### Supplied data
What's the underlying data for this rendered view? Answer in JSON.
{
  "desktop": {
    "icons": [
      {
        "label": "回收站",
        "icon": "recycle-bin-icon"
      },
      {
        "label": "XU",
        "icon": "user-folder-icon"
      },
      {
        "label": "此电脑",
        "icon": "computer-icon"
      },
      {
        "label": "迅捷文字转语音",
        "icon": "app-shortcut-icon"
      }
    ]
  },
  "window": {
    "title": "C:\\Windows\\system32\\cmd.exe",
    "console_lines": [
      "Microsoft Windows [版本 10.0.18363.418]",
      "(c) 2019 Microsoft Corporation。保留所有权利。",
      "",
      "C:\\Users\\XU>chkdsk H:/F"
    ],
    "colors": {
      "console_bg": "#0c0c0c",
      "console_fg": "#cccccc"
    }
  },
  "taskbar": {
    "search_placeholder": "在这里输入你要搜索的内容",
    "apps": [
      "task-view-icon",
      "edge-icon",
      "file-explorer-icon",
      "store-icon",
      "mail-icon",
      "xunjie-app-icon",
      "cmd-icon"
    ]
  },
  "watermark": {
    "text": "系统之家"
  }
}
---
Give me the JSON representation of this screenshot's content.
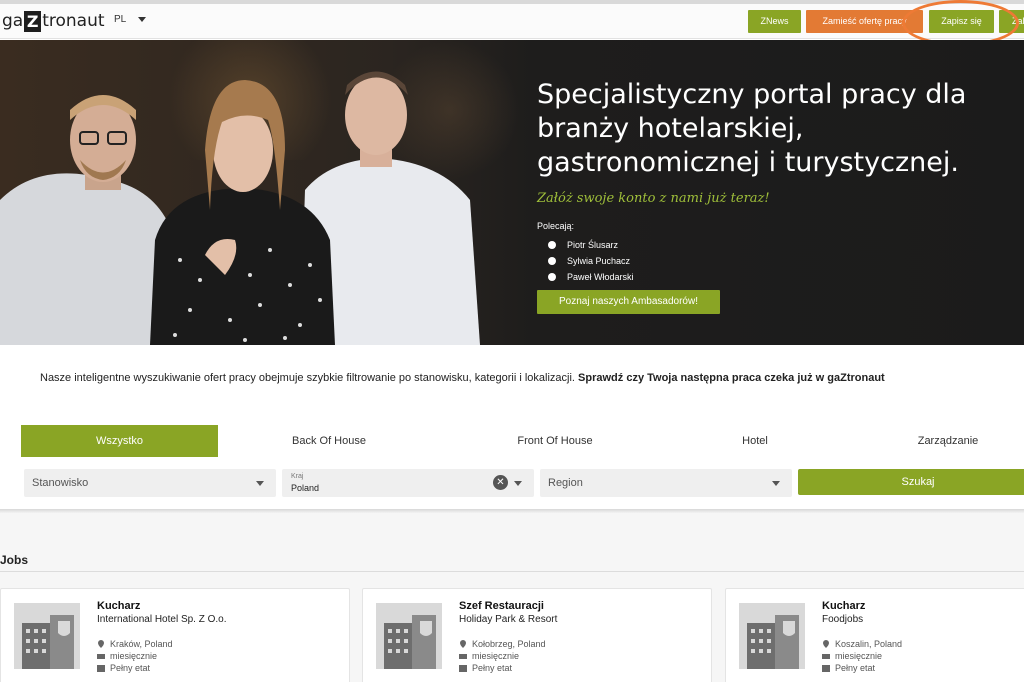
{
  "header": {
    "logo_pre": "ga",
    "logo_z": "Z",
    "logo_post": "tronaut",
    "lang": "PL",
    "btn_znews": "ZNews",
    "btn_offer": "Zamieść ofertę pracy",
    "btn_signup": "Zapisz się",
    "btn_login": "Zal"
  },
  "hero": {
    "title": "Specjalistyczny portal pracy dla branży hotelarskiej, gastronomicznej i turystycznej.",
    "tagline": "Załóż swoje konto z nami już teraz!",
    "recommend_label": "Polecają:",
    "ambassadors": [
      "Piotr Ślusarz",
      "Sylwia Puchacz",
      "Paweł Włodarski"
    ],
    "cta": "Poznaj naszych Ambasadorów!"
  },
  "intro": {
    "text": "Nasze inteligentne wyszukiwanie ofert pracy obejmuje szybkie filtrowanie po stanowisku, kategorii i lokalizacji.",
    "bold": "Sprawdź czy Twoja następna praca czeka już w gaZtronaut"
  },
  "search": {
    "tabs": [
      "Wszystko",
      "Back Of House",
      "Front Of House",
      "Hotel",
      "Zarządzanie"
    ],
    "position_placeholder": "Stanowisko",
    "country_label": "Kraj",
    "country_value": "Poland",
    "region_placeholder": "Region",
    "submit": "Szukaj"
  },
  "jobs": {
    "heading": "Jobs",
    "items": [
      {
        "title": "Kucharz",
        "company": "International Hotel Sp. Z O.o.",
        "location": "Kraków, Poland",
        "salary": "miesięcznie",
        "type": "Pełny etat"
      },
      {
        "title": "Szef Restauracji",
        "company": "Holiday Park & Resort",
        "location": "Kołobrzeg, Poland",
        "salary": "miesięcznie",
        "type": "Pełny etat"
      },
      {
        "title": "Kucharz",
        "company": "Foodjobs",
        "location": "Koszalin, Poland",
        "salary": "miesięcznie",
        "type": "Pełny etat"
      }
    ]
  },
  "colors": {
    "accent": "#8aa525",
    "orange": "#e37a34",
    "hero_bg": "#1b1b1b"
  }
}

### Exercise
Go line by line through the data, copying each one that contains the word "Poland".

### Result of the exercise
    "country_value": "Poland",
        "location": "Kraków, Poland",
        "location": "Kołobrzeg, Poland",
        "location": "Koszalin, Poland",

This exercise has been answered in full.